To grow or not to grow, that is the question,
Whether it is nobler on the head to suffer
the shame and sorrow of outrageous baldness
or to take arms against the fate of hair loss
and by opposing, end it? To treat, to shave?
no more; yet by a shave to say we end
the heart-ache and the thousand natural threats
that hair is heir to, 'tis a consummation
devoutly to be wished. To shave, to treat,
to treat, perchance to heal: aye there's the rub;
for in that flask of tonic what hope is left
when we have shaken out the final drop of lotion,
must give us pause. There's the respect
that makes calamity of so long mane;
for who would bear the ridicule of all,
the comrade's smirk, the hair'd men's pride,
the pangs of jealousy and shame and laughter,
the insolence of youngsters and the face
that's mirrored every morn' at wake,
when he himself might his solution find
in hairy implants? Who would hide his head
to grunt and sweat under a hairy wig,
but that the dread of favored ladies's scorn,
the unreturn'ed love we hunker after
makes us submit to every kind of treatment
cosmetic science promised to discover
and marketing doth advertise to man.
Thus baldness does make targets of us all,
And as the natural look of manhood
Is subject to the cruel influence of steroids
and Samson's fate a menace to our sex,
With this regard, our hopes now turn to CRODA
And PROCAPIL® 's the name of Action.

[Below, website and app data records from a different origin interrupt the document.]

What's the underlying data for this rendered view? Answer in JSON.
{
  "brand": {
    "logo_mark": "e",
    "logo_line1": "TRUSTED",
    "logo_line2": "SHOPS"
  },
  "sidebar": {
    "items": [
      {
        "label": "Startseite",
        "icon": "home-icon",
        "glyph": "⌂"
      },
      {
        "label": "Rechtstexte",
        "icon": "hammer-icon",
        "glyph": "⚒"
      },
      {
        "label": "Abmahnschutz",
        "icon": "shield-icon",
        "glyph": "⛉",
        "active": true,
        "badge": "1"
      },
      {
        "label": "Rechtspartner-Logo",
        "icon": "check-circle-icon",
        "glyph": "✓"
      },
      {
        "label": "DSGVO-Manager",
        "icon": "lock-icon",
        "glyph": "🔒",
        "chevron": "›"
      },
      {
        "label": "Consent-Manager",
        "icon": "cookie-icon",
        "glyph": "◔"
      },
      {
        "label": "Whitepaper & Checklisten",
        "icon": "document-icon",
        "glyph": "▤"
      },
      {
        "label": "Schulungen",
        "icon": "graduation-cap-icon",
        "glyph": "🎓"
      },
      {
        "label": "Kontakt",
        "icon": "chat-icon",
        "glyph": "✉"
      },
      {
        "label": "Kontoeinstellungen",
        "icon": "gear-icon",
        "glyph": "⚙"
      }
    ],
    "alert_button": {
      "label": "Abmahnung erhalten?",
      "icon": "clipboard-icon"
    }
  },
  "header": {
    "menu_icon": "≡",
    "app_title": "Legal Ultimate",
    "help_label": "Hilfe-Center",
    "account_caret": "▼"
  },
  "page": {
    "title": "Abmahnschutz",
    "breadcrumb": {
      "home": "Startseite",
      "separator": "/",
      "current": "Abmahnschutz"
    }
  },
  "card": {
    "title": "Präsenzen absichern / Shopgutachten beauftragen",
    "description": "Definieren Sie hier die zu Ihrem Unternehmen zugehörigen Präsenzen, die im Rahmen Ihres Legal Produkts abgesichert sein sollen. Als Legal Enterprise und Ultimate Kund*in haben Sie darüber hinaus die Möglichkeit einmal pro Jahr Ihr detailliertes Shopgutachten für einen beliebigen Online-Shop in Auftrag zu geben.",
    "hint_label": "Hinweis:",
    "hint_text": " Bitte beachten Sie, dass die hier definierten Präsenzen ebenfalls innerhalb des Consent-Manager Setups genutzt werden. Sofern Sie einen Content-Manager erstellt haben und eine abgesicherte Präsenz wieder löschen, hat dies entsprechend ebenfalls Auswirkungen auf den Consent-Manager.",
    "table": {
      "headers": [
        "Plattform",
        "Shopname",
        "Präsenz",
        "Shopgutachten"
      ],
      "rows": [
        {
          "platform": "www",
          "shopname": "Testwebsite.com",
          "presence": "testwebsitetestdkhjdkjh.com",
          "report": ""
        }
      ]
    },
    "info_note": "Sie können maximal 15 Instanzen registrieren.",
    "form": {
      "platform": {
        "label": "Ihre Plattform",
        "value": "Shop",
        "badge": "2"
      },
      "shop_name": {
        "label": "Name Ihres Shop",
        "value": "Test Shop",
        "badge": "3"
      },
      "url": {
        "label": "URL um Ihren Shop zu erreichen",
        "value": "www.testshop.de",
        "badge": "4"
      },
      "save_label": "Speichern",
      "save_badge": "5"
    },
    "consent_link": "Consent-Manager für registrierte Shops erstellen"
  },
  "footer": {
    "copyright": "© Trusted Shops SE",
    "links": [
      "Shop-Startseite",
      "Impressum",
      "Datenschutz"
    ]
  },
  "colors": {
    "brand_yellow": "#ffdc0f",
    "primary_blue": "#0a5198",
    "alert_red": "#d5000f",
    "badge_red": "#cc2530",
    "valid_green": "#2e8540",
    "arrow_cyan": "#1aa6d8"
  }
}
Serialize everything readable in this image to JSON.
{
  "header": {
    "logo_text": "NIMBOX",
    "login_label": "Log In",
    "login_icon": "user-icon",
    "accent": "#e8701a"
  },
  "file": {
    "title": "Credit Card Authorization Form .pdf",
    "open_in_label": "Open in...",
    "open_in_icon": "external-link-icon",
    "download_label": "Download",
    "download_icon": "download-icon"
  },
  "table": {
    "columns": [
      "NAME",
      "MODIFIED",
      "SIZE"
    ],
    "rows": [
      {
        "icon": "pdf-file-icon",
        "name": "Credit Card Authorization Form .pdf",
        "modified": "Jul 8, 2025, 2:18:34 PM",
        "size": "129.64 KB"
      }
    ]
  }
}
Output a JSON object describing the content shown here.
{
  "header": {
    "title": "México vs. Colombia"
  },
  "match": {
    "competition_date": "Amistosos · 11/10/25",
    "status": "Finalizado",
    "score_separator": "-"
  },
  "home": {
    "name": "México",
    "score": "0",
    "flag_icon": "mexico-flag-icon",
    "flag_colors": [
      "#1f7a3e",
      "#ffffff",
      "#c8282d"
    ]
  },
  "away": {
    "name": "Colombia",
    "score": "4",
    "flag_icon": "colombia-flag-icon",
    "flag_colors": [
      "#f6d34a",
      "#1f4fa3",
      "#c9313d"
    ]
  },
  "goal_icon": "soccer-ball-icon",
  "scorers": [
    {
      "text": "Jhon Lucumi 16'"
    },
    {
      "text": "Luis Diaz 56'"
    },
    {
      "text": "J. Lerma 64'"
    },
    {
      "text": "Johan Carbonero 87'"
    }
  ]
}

*) PROCAPIL® , a SEDERMA anti-hair loss/hair growth ingredient 
© Karl Lintner, July 14, 2010

L'original :


To be, or not to be: that is the question:
Whether 'tis nobler in the mind to suffer
The slings and arrows of outrageous fortune,
Or to take arms against a sea of troubles,
And by opposing end them? To die: to sleep;
No more; and by a sleep to say we end
The heart-ache and the thousand natural shocks
That flesh is heir to, 'tis a consummation
Devoutly to be wish'd. To die, to sleep;
To sleep: perchance to dream: ay, there's the rub;
For in that sleep of death what dreams may come
When we have shuffled off this mortal coil,
Must give us pause: there's the respect
That makes calamity of so long life;
For who would bear the whips and scorns of time,
The oppressor's wrong, the proud man's contumely,
The pangs of despised love, the law's delay,
The insolence of office and the spurns
That patient merit of the unworthy takes,
When he himself might his quietus make
With a bare bodkin? who would fardels bear,
To grunt and sweat under a weary life,
But that the dread of something after death,
The undiscover'd country from whose bourn
No traveller returns, puzzles the will
And makes us rather bear those ills we have
Than fly to others that we know not of?
Thus conscience does make cowards of us all;
And thus the native hue of resolution
Is sicklied o'er with the pale cast of thought,
And enterprises of great pith and moment
With this regard their currents turn awry,
And lose the name of action.—